Some conservatives are trying to rationalize their thumpin’ by saying it was a victory for conservative Democrats. Perhaps they also want to claim these are conservative Democrats so that they aren’t exposed as liars when a Democratic-run government isn’t as far left as they have been warning. Paul Waldman, writing in The Boston Globe, looks at the victors and finds that “the Democratic freshman class of the 110th Congress includes a few conservatives, but overall it is made up of candidates who held traditional Democratic positions.” While some moderates did win, Harold Ford, who was the “cover boy” for those claiming a Democratic move to the right wound up losing.
Waldman found many similarities between the Democratic winners:
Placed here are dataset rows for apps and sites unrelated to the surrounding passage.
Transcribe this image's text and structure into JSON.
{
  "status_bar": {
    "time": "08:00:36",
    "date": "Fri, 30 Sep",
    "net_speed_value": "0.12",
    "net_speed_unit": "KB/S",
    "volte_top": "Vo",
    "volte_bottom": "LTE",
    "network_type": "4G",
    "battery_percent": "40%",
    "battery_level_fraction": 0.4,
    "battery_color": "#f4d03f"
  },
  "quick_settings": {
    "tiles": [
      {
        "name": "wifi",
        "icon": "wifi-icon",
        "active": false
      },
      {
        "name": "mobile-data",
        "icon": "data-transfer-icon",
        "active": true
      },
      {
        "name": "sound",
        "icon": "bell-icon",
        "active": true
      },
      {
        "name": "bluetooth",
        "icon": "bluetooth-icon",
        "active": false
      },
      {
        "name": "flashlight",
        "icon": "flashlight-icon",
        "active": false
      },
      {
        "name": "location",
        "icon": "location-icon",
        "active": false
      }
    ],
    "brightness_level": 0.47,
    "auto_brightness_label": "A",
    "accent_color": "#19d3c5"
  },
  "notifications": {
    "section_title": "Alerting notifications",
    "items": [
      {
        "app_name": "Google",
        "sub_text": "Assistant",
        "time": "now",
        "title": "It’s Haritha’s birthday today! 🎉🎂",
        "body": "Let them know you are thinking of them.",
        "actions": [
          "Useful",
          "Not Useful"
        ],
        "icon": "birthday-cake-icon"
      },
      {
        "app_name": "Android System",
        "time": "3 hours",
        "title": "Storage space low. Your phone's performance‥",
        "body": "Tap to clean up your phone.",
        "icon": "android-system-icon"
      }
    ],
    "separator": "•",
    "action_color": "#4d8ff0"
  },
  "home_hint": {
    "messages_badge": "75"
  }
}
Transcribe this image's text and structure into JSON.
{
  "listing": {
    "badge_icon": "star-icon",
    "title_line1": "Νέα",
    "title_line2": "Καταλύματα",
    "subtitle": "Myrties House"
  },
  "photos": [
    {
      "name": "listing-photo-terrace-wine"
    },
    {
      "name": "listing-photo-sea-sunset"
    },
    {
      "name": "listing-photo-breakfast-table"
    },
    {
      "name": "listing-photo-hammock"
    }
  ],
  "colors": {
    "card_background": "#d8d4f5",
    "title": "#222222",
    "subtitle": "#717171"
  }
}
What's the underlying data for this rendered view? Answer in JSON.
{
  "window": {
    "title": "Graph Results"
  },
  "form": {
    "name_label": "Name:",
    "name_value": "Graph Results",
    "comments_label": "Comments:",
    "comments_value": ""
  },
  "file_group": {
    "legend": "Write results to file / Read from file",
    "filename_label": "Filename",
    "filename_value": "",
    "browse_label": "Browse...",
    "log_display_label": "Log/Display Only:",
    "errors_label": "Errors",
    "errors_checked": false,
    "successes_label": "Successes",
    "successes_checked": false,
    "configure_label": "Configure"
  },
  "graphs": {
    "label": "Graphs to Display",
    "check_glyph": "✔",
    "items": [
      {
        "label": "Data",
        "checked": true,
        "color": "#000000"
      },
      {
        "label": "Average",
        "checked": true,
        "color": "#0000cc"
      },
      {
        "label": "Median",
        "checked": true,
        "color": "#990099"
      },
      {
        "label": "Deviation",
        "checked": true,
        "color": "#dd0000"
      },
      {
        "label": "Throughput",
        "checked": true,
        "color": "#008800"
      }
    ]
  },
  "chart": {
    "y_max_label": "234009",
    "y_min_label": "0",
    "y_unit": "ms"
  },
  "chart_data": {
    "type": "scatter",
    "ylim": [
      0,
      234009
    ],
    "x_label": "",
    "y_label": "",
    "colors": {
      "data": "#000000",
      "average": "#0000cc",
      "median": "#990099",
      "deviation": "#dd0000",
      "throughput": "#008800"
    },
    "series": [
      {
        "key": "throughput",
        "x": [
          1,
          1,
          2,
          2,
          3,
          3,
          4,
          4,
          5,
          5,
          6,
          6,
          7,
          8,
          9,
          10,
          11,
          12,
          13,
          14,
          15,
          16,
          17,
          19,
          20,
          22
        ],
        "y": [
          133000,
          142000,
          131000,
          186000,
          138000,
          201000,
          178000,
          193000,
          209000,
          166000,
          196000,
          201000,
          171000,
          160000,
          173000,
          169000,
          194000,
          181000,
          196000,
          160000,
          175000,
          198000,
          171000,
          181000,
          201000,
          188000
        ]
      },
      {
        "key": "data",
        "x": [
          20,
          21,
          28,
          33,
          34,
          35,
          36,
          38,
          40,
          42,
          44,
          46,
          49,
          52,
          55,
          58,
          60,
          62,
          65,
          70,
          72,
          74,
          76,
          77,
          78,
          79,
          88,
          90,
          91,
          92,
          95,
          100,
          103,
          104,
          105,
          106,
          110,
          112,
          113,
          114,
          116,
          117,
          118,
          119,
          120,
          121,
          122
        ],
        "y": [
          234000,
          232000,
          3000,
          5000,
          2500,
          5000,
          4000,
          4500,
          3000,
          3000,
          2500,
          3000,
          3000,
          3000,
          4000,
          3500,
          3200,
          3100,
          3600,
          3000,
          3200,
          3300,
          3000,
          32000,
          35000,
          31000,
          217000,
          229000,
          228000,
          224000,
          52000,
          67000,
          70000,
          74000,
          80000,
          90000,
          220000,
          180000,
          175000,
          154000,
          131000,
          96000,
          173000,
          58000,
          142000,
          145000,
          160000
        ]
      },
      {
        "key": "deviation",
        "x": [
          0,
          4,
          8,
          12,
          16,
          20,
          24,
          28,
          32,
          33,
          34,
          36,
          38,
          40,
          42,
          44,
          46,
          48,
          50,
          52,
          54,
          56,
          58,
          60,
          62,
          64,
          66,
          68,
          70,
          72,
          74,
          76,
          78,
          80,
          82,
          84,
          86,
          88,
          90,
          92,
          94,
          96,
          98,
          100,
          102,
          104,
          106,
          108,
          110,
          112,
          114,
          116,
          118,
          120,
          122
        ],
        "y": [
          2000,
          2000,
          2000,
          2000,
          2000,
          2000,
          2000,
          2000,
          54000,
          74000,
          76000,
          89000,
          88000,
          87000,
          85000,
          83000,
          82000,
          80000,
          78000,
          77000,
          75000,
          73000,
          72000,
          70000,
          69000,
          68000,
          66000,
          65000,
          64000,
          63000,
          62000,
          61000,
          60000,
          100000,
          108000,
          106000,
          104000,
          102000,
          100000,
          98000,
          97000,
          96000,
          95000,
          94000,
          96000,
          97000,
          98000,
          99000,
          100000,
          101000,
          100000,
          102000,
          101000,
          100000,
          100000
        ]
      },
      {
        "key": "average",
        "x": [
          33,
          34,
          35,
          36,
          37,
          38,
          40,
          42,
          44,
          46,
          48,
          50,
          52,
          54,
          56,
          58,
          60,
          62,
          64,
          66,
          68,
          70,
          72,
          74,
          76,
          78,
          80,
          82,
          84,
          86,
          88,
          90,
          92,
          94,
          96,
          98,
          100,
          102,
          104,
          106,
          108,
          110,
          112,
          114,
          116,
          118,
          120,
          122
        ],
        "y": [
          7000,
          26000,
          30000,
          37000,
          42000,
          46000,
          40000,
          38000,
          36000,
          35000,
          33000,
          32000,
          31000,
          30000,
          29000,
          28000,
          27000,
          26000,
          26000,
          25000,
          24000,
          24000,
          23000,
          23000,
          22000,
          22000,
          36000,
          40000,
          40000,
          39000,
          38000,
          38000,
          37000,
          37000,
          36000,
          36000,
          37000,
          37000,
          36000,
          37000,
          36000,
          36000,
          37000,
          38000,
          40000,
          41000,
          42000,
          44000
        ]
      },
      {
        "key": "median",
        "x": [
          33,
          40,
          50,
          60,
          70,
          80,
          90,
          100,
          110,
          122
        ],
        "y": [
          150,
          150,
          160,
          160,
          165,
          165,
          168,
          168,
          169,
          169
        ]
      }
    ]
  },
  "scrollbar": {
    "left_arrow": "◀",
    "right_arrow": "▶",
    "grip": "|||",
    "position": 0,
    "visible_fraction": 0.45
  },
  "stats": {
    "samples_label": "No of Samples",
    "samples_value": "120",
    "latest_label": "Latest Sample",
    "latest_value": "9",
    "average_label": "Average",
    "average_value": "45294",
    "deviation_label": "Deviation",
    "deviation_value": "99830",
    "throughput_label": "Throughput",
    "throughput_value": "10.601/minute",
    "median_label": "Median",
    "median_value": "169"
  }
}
All of them support increasing the minimum wage, and all oppose privatizing Social Security. Nearly all support embryonic stem cell research. All except a few are pro choice. And all of these positions enjoy majority support.
So Democrats didn’t win because they moved to the right or ran conservative candidates. Many of the more conservative Democrats who ran in red states actually ended up losing. Those who won did so by opposing President Bush, questioning the war in Iraq, and carrying the Democratic banner. It was Republicans who were afraid to put their party identification on their lawn signs and in their ads.
In one sense, although not the one they intended, those who call this a victory for moderate Democrats are right. While Republicans have been reduced to the far right, Democrats now make up the center. Waldman notes, “Democrats did not win by moving to the center; they won because at the moment, they are the center. According to exit polls, independents voted Democratic by 57 to 39 percent.”